TASK DATA
--- START ---

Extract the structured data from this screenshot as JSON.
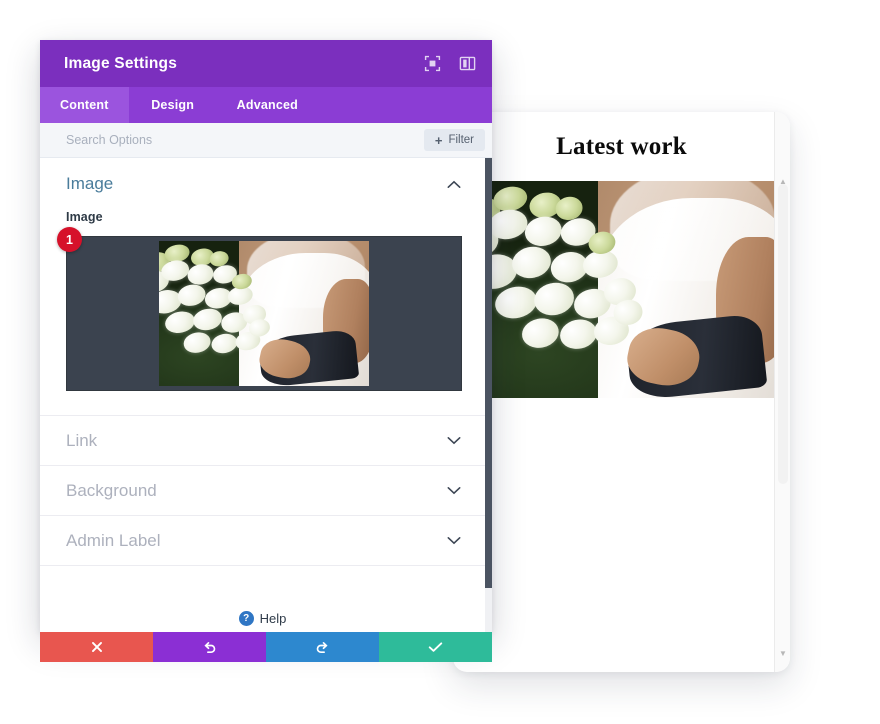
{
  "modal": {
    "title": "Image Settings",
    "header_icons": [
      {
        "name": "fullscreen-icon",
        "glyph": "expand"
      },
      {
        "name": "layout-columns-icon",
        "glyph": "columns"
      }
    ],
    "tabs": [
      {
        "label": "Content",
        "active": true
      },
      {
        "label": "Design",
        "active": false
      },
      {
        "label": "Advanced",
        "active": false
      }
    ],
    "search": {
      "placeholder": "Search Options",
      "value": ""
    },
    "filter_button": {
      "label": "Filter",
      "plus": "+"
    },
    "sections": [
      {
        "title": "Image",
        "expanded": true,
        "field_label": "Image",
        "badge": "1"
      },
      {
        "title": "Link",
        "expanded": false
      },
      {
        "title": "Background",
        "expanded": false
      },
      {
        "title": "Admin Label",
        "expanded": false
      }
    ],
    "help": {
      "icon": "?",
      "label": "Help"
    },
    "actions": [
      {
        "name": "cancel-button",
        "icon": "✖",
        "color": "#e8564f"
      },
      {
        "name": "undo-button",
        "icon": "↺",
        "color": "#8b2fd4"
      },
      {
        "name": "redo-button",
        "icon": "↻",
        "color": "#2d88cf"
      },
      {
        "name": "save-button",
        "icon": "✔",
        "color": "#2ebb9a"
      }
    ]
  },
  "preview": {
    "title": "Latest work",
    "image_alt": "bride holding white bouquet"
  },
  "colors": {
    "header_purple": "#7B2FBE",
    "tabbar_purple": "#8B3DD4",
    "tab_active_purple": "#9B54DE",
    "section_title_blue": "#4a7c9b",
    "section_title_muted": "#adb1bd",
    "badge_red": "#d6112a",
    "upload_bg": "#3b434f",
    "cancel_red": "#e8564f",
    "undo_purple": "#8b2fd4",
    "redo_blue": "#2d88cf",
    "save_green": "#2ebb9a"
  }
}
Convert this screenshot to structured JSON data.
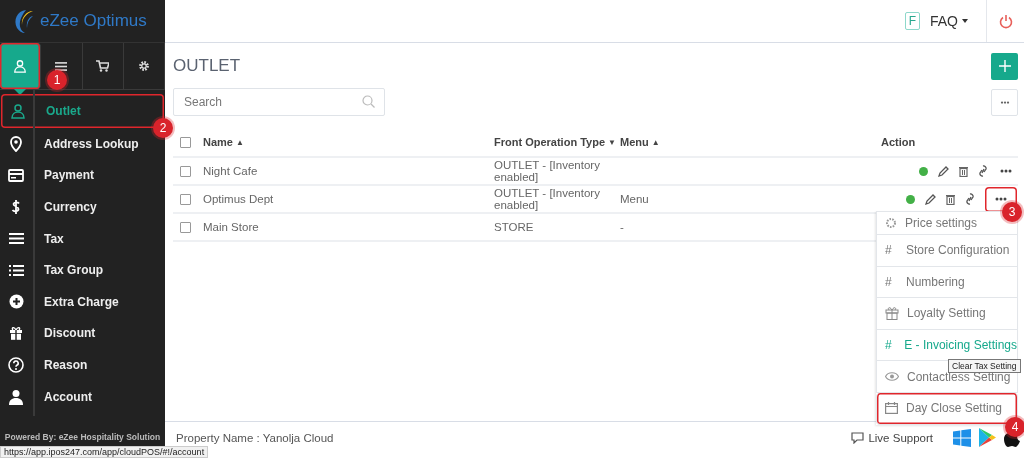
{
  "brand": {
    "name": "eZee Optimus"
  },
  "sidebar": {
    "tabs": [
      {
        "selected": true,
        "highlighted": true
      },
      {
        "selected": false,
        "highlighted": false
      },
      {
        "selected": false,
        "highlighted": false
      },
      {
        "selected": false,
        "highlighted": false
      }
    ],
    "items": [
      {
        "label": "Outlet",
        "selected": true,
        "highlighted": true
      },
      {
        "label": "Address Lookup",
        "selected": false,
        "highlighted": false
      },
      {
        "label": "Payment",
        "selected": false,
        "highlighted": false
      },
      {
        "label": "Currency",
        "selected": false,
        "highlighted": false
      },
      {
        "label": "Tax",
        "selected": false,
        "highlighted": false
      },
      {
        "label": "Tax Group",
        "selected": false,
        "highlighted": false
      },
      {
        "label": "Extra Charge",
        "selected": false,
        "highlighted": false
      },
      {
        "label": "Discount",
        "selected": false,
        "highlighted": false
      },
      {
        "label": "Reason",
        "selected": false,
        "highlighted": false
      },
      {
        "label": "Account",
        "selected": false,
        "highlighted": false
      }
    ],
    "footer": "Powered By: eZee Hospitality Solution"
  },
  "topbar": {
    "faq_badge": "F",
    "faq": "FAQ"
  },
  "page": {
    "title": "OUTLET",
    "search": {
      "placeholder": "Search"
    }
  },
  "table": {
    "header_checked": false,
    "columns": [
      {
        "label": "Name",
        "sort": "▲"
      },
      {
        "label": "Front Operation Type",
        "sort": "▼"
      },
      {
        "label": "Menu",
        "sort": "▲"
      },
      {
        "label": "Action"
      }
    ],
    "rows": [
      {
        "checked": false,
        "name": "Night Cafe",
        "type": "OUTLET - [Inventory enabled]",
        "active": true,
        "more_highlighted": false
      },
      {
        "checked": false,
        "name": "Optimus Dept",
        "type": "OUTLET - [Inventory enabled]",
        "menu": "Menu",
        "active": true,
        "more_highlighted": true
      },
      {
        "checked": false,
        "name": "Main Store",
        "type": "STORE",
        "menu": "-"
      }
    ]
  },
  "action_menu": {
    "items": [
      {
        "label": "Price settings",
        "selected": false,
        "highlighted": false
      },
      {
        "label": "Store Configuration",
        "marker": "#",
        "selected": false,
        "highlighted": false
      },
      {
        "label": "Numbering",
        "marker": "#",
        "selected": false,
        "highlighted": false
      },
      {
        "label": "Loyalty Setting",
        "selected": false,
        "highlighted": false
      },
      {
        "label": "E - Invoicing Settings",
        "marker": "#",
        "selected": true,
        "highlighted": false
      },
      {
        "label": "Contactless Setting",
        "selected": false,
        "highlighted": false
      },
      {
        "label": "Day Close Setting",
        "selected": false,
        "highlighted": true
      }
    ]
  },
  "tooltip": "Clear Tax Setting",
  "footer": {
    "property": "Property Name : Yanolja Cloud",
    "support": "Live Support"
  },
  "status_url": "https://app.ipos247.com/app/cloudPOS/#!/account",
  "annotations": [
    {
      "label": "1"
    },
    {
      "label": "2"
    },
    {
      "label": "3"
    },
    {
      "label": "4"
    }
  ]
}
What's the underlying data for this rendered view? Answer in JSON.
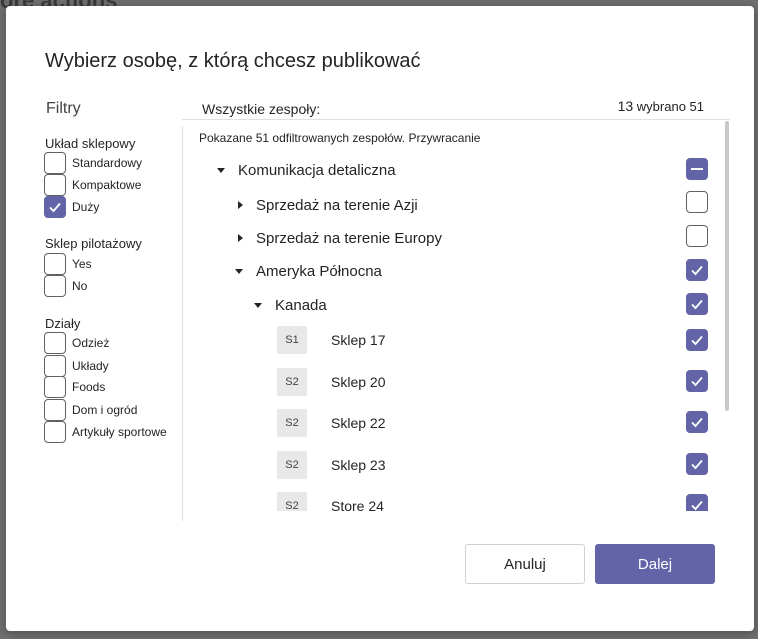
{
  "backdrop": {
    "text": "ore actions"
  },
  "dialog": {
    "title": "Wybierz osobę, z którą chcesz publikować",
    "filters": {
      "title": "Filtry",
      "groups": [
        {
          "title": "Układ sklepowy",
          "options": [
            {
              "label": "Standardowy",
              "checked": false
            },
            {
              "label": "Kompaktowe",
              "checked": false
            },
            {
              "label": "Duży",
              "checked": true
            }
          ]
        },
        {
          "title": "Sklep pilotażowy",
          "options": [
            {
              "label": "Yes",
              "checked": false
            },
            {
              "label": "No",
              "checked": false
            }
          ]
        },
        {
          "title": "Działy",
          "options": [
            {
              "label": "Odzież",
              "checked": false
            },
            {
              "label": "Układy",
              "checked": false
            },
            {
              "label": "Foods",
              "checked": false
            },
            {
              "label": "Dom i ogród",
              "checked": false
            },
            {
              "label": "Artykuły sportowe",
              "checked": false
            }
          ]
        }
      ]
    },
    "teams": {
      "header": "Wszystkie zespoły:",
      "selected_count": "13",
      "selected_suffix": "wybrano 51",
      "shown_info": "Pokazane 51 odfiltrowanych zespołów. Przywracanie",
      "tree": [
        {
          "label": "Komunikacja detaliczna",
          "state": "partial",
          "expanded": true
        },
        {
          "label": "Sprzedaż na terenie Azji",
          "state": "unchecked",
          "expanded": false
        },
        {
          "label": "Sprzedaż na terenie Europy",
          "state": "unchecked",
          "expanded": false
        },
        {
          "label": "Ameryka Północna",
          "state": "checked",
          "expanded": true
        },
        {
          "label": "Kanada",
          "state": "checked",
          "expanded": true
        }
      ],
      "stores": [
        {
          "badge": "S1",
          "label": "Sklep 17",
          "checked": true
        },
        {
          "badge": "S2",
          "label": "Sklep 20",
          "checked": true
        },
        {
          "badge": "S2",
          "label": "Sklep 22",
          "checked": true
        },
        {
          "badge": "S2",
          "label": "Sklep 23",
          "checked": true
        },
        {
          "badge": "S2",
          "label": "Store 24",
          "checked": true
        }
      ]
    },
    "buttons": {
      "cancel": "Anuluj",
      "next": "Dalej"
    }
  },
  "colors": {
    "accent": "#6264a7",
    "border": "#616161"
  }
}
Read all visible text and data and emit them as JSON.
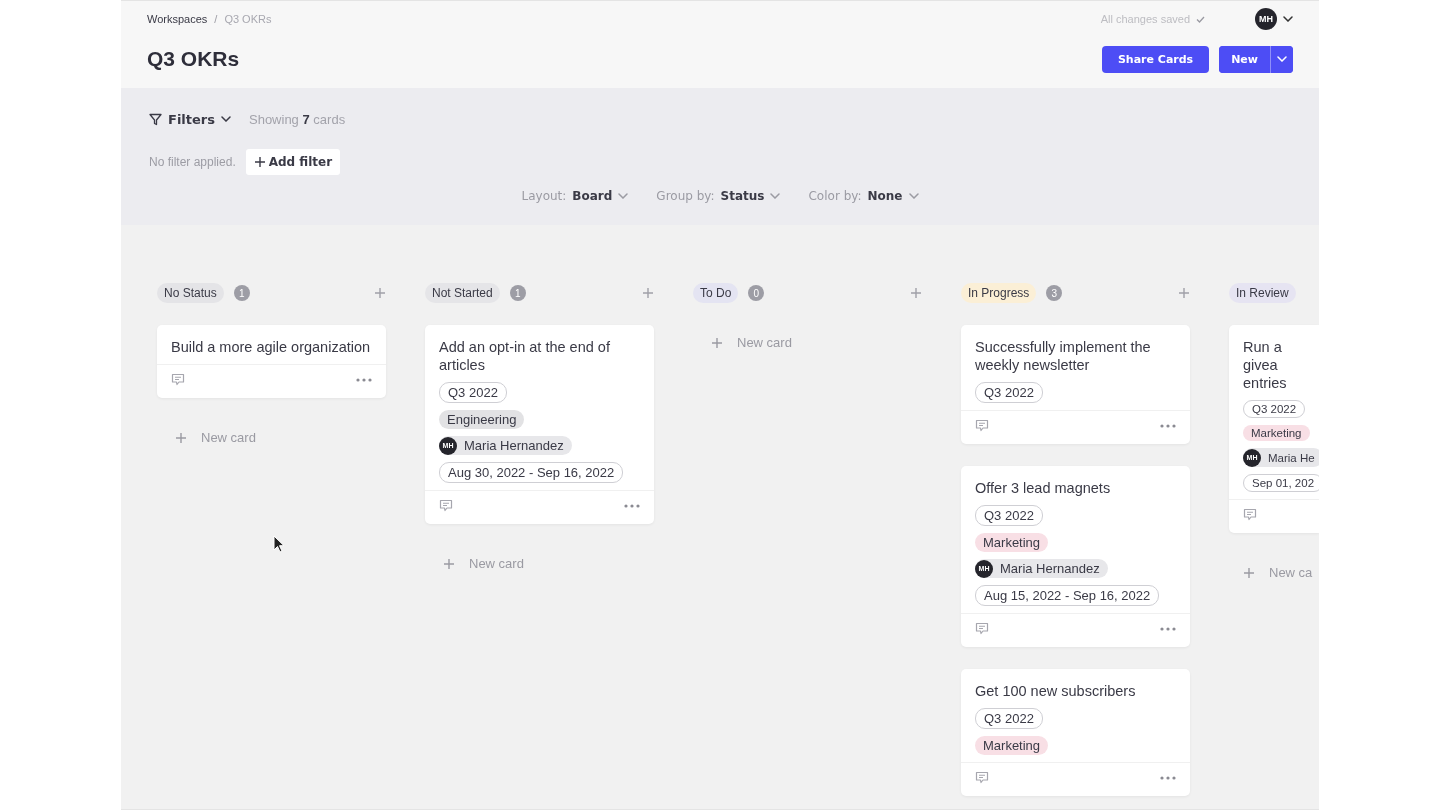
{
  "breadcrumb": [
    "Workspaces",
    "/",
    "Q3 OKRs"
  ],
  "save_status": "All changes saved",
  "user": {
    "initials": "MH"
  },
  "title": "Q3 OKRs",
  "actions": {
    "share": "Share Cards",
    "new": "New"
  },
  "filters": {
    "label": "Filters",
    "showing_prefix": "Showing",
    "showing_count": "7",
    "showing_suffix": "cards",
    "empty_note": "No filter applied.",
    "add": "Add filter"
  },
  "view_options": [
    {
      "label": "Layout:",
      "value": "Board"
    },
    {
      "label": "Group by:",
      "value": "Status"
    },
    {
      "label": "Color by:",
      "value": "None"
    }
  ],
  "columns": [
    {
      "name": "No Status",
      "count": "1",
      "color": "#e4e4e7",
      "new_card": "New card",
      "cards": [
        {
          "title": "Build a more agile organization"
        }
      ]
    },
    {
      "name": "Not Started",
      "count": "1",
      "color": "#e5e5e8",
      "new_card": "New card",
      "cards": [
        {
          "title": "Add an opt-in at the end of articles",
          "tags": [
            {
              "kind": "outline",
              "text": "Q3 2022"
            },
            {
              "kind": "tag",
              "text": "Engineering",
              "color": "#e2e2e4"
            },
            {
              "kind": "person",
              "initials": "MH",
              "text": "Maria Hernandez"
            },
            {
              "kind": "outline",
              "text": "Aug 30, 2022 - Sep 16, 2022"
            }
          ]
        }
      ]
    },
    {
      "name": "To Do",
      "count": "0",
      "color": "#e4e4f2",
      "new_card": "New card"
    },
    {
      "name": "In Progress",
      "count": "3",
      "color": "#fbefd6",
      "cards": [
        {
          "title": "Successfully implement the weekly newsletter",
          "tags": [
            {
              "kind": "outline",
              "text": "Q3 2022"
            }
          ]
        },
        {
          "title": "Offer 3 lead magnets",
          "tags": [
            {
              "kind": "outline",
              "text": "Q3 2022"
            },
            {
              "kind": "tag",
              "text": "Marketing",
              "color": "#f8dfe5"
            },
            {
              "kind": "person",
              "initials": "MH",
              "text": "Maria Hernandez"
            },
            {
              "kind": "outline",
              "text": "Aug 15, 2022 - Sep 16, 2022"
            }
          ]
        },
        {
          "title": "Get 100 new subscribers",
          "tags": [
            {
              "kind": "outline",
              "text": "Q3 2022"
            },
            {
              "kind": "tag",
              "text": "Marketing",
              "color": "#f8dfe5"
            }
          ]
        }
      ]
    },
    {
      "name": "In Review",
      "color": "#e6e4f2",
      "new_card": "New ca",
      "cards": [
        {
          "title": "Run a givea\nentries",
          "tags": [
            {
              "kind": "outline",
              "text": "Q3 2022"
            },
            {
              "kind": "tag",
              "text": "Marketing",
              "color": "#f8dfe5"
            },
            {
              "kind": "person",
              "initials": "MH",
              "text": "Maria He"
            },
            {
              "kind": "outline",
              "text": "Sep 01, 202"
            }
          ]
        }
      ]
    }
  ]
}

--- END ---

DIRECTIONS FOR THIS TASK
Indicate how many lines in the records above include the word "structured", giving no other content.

RESULT BELOW
2